From Mod Pad to Mold Pit in Four Years: The Sorry Saga of the Carousel House

9602 Moonlight Dr., Meyerland, Houston

One detail glossed over delicately in Lisa Gray’s colorful tale of the decline of Meyerland’s Carousel House, featured in today’s Chronicle: The abandoned home’s apparent awful stench. From a few would-be visitors, posting on HAIF:

The owner told me that everyone he’s taken in there has gotten sick soon after coming out. Apparently it is REALLY nasty in there. I may swing by and get some new filters for my mask.


i could smell “the smell” just standing in the driveway
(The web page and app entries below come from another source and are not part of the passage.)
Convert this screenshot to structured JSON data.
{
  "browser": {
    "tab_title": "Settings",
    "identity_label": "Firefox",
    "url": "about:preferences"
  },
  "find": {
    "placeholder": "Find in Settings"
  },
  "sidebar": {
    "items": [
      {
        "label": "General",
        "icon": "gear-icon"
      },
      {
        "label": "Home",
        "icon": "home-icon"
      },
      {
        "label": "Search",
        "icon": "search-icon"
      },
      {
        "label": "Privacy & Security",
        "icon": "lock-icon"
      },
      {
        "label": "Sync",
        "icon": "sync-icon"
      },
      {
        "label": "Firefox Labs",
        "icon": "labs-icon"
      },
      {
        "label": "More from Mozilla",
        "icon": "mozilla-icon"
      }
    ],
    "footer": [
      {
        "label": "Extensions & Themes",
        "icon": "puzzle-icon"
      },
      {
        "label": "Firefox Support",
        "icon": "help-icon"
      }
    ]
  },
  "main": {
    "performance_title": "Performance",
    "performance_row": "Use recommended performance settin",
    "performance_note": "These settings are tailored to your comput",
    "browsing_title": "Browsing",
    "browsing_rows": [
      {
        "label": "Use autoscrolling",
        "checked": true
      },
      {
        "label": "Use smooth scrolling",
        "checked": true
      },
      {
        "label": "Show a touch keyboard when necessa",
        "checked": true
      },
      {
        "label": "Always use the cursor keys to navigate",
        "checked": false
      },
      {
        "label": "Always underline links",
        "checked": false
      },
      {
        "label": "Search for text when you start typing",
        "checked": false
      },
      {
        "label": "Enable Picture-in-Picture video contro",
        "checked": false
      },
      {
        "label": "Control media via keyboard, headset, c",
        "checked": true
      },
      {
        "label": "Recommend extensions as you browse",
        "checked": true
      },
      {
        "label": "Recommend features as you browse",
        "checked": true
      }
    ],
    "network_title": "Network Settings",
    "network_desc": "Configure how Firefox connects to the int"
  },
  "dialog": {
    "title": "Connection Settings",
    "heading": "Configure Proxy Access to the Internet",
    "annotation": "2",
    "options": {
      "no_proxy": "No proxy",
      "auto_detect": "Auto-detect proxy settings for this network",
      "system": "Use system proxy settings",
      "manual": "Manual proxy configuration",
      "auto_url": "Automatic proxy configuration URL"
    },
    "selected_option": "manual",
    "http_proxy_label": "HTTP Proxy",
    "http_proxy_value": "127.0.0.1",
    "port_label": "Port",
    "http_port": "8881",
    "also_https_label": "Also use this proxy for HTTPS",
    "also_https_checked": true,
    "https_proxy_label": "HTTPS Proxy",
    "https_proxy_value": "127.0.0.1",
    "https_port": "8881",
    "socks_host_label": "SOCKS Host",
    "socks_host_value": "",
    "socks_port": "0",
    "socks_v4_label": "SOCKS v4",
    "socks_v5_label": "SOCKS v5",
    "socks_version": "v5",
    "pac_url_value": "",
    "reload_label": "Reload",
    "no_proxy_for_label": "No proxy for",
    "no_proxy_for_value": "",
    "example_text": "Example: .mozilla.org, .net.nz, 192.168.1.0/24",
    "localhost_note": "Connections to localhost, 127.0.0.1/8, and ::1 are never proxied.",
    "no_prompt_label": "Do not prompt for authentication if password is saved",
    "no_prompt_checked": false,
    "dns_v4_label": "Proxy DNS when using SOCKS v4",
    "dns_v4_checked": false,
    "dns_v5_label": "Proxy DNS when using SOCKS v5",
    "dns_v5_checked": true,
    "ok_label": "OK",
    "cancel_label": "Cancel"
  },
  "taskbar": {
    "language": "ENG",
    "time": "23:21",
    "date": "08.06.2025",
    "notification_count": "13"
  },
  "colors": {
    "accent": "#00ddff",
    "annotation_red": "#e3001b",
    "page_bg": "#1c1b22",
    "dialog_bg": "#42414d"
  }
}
But hey, the interior shots from just a few short years ago make the house look super fab! Built in 1964 by owner Robert Cohen, the Modern gem merited a Texas magazine feature story in 2003. Just four years, one ultra-rich attorney, one shady personal assistant, countless hookers, umpteen heroin hazes, and a couple of dozen missing exotic cars later, the house on the corner of Moonlight Dr. and Braesheather appears headed for an almost-certain but certainly difficult demolition. (15,000 pounds of steel, anyone?)

After the jump, highlights of the home from its heyday, excerpts from the sordid and fetid tale of its fall from Modern grace, and a photo of the far more up-to-date carousel that just might be built in its place!


There once was a classic ultra-cool sixties home in Meyerland:

Inside, the curving wall is lined with horizontal shikii silk-covered panels designed to facilitate hanging and rearranging artwork. Gray glass above and below the paneled wall lets in daylight and makes the wall appear to float.

More than 183,000 tiny squares of walnut cover the floor in the living room and dining room.

Electrical outlets, hinges and other hardware, even air-conditioning vents, are cleverly concealed.

Many cabinets, dressers, bookshelves and a see-through aquarium are either built in or were made by Cohen just for the house. A custom 32-foot sofa upholstered in deep blue velour follows the contour of the round wall until its end curls into a semicircle.

Staggered Arkansas ledge stone used as the linear exterior facade gives texture to one wall in a guest bedroom and in the dining room.

A glassed-in sunken tub and adjoining shower feel like a private garden surrounded on two sides by palms and other tropical plants.

Cut to 2003: the Cohens retire to a highrise and put the house up for sale. After two years on the market, the house is bought by tobacco, breast implant, and fen-phen lawsuit beneficiary (and sometime-medical-tower-namesake) John O’Quinn, who allows his assistant, an ex-con named Zev Isgur, to move in. And then the trouble starts:

On his behalf, Isgur had traveled the country, buying Duesenbergs, Bugattis and Packards. But suddenly Isgur wasn’t returning his calls. O’Quinn had noticed the young man seemed to be living outside his means–weekends in Las Vegas, sporty duds, flashy girls. Where was Isgur getting his money? Answer: He was embezzling it, from right under O’Quinn’s nose.

And off to jail Isgur goes. But what about his cool pad?

Neglected, the house declined fast. The roof leaked and water got in. Vandals broke glass and spray-painted the living room. The custom-made furniture disappeared. . . .

In late September, without offering the house for sale to the general public, the lawyer sold it to Granit Builders, Inc., a construction company that specializes in the kind of large new houses that have swallowed West U and Bellaire, and are moving into Meyerland.

So what will Granit Builders build? Maybe something suitable for a large corner lot, like this mold-free fantasy the company featured in the Bellaire New Home Showcase:

New Home by Granit Builders in the Bellaire New Home Showcase

Does that mean the Carousel House’s boomerang-shaped swimming pool is toast too?

Photo of 9602 Moonlight Dr.: HAIF member Willowisp